TRY IT. Reproduce all entries precisely as they are written.

── EXTRACTED DATA ──

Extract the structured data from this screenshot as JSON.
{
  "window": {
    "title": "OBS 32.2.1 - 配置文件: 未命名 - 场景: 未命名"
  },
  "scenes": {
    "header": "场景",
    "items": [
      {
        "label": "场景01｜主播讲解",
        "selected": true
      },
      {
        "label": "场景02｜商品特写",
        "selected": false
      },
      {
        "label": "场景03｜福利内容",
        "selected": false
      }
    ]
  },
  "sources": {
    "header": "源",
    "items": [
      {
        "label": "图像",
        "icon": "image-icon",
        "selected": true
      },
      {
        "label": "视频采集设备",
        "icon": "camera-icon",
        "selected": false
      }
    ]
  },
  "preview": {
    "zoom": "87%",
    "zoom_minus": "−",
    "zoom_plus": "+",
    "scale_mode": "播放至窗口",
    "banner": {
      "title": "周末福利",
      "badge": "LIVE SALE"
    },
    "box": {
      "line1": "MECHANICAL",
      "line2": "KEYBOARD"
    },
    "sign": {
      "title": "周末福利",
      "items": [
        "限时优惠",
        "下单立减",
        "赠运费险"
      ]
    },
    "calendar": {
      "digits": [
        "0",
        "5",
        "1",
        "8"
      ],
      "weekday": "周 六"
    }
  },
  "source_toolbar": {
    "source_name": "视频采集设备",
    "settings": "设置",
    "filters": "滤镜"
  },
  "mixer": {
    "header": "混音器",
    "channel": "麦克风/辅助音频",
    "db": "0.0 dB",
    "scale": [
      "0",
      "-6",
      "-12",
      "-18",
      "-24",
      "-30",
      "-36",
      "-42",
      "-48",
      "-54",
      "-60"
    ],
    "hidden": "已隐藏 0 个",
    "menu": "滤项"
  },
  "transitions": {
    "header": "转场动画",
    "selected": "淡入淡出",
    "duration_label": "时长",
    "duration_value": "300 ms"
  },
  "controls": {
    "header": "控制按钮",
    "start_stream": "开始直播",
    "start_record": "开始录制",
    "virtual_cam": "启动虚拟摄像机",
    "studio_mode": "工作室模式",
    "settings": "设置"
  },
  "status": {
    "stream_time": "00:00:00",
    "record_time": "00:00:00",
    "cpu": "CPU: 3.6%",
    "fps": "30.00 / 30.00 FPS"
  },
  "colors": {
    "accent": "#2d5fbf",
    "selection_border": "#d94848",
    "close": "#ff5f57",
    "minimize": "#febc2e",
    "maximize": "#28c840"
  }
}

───

ANSWER BOX.
Extract the structured data from this screenshot as JSON.
{
  "window": {
    "title": "OBS 32.2.1 - 配置文件: 未命名 - 场景: 未命名"
  },
  "scenes": {
    "header": "场景",
    "items": [
      {
        "label": "场景01｜主播讲解",
        "selected": true
      },
      {
        "label": "场景02｜商品特写",
        "selected": false
      },
      {
        "label": "场景03｜福利内容",
        "selected": false
      }
    ]
  },
  "sources": {
    "header": "源",
    "items": [
      {
        "label": "图像",
        "icon": "image-icon",
        "selected": true
      },
      {
        "label": "视频采集设备",
        "icon": "camera-icon",
        "selected": false
      }
    ]
  },
  "preview": {
    "zoom": "87%",
    "zoom_minus": "−",
    "zoom_plus": "+",
    "scale_mode": "播放至窗口",
    "banner": {
      "title": "周末福利",
      "badge": "LIVE SALE"
    },
    "box": {
      "line1": "MECHANICAL",
      "line2": "KEYBOARD"
    },
    "sign": {
      "title": "周末福利",
      "items": [
        "限时优惠",
        "下单立减",
        "赠运费险"
      ]
    },
    "calendar": {
      "digits": [
        "0",
        "5",
        "1",
        "8"
      ],
      "weekday": "周 六"
    }
  },
  "source_toolbar": {
    "source_name": "视频采集设备",
    "settings": "设置",
    "filters": "滤镜"
  },
  "mixer": {
    "header": "混音器",
    "channel": "麦克风/辅助音频",
    "db": "0.0 dB",
    "scale": [
      "0",
      "-6",
      "-12",
      "-18",
      "-24",
      "-30",
      "-36",
      "-42",
      "-48",
      "-54",
      "-60"
    ],
    "hidden": "已隐藏 0 个",
    "menu": "滤项"
  },
  "transitions": {
    "header": "转场动画",
    "selected": "淡入淡出",
    "duration_label": "时长",
    "duration_value": "300 ms"
  },
  "controls": {
    "header": "控制按钮",
    "start_stream": "开始直播",
    "start_record": "开始录制",
    "virtual_cam": "启动虚拟摄像机",
    "studio_mode": "工作室模式",
    "settings": "设置"
  },
  "status": {
    "stream_time": "00:00:00",
    "record_time": "00:00:00",
    "cpu": "CPU: 3.6%",
    "fps": "30.00 / 30.00 FPS"
  },
  "colors": {
    "accent": "#2d5fbf",
    "selection_border": "#d94848",
    "close": "#ff5f57",
    "minimize": "#febc2e",
    "maximize": "#28c840"
  }
}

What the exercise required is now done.